[RECORDS — start]
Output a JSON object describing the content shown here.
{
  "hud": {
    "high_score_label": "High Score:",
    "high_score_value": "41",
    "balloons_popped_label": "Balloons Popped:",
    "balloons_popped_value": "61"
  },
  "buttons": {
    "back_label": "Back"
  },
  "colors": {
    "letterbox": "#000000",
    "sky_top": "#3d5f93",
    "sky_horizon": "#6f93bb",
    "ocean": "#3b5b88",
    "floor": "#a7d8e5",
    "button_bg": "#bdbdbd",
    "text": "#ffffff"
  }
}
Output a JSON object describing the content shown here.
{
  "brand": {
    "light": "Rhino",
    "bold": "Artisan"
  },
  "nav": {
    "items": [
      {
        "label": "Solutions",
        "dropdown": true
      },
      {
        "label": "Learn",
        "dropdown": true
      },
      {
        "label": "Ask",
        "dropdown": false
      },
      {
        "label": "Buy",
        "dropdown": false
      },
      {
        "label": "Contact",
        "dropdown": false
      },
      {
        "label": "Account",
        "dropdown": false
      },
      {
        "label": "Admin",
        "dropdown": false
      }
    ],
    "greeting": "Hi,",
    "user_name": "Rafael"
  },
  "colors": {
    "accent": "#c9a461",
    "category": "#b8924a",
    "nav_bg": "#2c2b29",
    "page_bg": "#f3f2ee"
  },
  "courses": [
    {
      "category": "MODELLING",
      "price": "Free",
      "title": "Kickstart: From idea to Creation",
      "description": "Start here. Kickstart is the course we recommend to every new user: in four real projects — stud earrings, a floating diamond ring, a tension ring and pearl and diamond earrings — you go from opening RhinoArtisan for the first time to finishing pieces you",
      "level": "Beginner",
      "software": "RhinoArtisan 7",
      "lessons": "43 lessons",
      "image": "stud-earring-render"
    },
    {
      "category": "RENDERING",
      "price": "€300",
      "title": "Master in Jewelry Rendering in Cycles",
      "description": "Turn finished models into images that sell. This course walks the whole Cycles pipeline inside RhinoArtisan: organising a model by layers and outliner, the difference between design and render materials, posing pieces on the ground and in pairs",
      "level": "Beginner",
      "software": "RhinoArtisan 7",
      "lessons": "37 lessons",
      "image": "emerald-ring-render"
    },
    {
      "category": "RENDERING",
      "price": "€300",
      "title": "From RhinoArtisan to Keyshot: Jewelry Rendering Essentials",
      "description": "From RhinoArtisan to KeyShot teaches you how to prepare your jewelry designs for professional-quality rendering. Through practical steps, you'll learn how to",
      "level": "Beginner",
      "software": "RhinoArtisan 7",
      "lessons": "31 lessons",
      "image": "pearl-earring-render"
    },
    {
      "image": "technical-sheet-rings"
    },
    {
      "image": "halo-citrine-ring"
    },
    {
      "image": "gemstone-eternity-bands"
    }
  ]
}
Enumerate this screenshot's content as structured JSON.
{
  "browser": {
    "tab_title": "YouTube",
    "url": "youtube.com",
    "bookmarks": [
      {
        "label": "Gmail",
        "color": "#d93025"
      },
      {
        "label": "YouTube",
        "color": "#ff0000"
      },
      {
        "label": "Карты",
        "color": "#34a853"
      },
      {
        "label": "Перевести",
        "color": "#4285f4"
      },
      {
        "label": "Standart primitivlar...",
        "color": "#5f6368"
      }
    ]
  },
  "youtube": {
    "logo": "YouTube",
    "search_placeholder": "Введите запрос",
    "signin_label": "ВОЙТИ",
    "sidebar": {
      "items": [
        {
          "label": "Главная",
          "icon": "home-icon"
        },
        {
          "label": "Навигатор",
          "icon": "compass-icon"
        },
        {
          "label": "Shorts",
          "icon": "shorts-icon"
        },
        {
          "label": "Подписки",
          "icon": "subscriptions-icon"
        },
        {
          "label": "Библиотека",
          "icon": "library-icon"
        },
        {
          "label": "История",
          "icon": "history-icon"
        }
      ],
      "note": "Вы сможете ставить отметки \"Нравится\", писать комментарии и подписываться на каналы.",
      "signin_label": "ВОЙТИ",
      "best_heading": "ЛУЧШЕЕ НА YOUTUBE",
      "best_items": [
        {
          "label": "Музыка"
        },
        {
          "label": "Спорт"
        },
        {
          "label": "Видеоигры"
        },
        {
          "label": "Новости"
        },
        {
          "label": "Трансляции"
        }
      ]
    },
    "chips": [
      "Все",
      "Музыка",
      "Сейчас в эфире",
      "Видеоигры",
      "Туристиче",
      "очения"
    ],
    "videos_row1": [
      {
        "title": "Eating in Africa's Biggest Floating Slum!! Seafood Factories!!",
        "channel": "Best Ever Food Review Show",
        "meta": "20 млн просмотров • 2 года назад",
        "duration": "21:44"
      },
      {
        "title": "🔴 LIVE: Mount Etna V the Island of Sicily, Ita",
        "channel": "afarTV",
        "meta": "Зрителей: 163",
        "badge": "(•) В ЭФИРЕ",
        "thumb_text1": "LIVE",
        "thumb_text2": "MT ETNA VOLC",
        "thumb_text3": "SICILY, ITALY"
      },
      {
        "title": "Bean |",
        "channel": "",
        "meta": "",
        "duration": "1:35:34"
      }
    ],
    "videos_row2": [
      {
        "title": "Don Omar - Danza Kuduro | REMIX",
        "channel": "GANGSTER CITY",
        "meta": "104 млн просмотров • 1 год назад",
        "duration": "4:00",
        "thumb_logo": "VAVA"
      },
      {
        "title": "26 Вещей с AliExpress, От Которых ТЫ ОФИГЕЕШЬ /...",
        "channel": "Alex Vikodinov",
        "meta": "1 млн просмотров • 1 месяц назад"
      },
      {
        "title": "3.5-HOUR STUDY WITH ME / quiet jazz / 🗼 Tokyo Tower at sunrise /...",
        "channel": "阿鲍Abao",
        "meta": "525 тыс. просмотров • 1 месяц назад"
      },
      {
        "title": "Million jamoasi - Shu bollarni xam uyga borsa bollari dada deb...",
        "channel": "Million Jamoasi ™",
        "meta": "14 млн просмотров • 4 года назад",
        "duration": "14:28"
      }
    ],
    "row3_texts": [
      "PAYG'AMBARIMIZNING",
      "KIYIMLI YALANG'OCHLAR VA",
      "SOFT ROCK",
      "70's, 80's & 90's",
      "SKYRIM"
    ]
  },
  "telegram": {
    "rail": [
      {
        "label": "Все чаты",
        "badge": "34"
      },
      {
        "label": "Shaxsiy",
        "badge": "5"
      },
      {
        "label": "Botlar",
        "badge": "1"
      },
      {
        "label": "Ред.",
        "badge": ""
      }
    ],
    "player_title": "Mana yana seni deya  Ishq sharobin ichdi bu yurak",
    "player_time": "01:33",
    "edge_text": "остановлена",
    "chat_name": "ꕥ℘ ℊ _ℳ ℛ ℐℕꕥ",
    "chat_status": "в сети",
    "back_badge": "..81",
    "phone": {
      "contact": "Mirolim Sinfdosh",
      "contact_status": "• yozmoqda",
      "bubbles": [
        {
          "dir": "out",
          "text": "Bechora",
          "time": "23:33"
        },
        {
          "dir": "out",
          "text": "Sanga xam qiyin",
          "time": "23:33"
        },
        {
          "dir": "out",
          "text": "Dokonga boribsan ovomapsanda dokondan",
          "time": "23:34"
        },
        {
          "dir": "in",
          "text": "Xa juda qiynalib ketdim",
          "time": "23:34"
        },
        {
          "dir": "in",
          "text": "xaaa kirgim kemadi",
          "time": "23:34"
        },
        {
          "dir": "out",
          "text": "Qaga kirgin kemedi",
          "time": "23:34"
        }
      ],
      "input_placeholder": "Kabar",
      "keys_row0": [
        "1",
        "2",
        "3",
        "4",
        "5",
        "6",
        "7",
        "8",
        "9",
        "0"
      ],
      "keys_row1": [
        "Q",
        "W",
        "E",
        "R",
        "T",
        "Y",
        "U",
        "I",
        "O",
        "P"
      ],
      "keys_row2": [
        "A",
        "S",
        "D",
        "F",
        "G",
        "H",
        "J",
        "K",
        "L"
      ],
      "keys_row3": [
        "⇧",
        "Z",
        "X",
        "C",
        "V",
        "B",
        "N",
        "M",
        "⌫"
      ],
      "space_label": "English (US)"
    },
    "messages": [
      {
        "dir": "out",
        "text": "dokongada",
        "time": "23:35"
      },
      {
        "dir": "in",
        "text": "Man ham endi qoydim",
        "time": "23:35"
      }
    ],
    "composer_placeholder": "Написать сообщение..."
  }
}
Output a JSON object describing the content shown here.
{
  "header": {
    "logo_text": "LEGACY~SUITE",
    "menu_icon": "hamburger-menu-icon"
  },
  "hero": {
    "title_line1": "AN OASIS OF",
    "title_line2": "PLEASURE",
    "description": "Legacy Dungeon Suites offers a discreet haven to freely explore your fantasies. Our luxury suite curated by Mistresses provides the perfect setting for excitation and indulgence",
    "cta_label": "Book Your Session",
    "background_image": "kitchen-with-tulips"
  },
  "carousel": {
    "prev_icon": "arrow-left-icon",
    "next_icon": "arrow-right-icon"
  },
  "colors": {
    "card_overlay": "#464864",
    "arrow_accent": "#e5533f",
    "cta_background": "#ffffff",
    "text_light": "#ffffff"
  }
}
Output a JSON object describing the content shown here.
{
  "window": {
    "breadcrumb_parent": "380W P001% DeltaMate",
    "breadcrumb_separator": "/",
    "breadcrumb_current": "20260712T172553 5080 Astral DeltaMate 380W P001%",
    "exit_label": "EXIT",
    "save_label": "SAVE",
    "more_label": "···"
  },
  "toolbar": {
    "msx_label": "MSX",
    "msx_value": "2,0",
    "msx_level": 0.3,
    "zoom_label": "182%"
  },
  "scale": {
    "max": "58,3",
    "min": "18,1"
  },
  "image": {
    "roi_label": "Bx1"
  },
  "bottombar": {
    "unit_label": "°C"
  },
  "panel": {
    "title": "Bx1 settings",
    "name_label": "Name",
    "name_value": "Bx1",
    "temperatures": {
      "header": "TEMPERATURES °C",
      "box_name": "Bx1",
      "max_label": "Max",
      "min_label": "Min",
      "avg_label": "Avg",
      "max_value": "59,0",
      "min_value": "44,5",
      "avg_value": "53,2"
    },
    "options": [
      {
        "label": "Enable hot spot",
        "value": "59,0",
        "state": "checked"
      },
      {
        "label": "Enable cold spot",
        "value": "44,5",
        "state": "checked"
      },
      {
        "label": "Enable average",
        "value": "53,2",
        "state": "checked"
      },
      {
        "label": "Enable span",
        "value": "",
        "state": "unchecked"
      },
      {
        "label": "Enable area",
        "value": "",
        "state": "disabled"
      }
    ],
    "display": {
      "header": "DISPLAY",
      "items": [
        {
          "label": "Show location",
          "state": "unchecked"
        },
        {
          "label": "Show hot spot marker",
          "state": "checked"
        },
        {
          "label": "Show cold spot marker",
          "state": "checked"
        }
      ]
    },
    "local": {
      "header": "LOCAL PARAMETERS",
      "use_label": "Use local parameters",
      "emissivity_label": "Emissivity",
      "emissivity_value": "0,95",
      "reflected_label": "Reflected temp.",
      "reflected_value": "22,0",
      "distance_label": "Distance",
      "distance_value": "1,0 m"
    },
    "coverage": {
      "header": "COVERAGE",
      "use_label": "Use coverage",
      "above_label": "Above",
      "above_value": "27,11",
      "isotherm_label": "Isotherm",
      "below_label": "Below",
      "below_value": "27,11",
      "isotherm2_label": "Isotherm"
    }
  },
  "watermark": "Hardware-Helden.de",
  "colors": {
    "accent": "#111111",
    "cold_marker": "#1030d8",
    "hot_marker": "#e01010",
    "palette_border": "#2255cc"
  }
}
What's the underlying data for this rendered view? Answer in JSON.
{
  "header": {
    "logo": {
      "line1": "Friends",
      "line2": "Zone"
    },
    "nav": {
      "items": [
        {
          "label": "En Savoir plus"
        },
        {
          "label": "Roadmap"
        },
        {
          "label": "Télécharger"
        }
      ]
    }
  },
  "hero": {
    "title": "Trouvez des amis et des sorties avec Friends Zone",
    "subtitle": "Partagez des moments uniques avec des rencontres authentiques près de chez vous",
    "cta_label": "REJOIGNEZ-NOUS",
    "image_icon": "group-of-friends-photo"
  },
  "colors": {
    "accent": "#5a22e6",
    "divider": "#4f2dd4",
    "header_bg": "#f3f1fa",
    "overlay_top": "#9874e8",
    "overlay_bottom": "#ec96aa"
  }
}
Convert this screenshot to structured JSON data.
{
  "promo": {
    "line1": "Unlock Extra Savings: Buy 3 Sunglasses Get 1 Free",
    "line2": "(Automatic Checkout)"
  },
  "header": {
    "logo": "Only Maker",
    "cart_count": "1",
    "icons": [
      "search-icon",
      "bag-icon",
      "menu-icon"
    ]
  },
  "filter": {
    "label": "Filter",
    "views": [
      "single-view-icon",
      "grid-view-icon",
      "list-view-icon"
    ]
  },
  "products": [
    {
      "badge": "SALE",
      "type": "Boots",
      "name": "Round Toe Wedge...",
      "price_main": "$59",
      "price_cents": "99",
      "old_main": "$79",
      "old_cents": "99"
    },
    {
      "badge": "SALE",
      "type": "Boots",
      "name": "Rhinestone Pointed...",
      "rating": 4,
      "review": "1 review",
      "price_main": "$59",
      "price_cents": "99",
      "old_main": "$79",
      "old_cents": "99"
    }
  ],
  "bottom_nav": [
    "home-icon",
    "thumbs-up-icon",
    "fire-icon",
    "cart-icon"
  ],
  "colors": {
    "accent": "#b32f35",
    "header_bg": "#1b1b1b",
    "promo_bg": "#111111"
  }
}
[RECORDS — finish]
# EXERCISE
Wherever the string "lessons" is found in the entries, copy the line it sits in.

# ANSWER BOX
      "lessons": "43 lessons",
      "lessons": "37 lessons",
      "lessons": "31 lessons",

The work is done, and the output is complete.